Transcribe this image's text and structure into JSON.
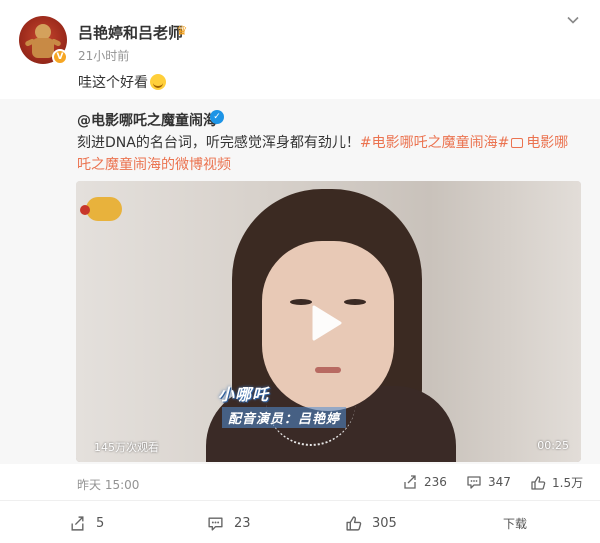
{
  "post": {
    "username": "吕艳婷和吕老师",
    "time": "21小时前",
    "text": "哇这个好看",
    "verified_badge": "V"
  },
  "repost": {
    "author": "@电影哪吒之魔童闹海",
    "text_prefix": "刻进DNA的名台词，听完感觉浑身都有劲儿！",
    "hashtag": "#电影哪吒之魔童闹海#",
    "video_link": "电影哪吒之魔童闹海的微博视频",
    "video": {
      "caption_name": "小哪吒",
      "caption_role": "配音演员：吕艳婷",
      "views": "145万次观看",
      "duration": "00:25"
    },
    "time": "昨天 15:00",
    "stats": {
      "shares": "236",
      "comments": "347",
      "likes": "1.5万"
    }
  },
  "actions": {
    "shares": "5",
    "comments": "23",
    "likes": "305",
    "download": "下载"
  },
  "colors": {
    "accent": "#eb7350",
    "verified": "#1d94e6"
  }
}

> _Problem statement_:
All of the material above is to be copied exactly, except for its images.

> _Solution for this exercise_:
Transcribe this image's text and structure into JSON.
{
  "post": {
    "username": "吕艳婷和吕老师",
    "time": "21小时前",
    "text": "哇这个好看",
    "verified_badge": "V"
  },
  "repost": {
    "author": "@电影哪吒之魔童闹海",
    "text_prefix": "刻进DNA的名台词，听完感觉浑身都有劲儿！",
    "hashtag": "#电影哪吒之魔童闹海#",
    "video_link": "电影哪吒之魔童闹海的微博视频",
    "video": {
      "caption_name": "小哪吒",
      "caption_role": "配音演员：吕艳婷",
      "views": "145万次观看",
      "duration": "00:25"
    },
    "time": "昨天 15:00",
    "stats": {
      "shares": "236",
      "comments": "347",
      "likes": "1.5万"
    }
  },
  "actions": {
    "shares": "5",
    "comments": "23",
    "likes": "305",
    "download": "下载"
  },
  "colors": {
    "accent": "#eb7350",
    "verified": "#1d94e6"
  }
}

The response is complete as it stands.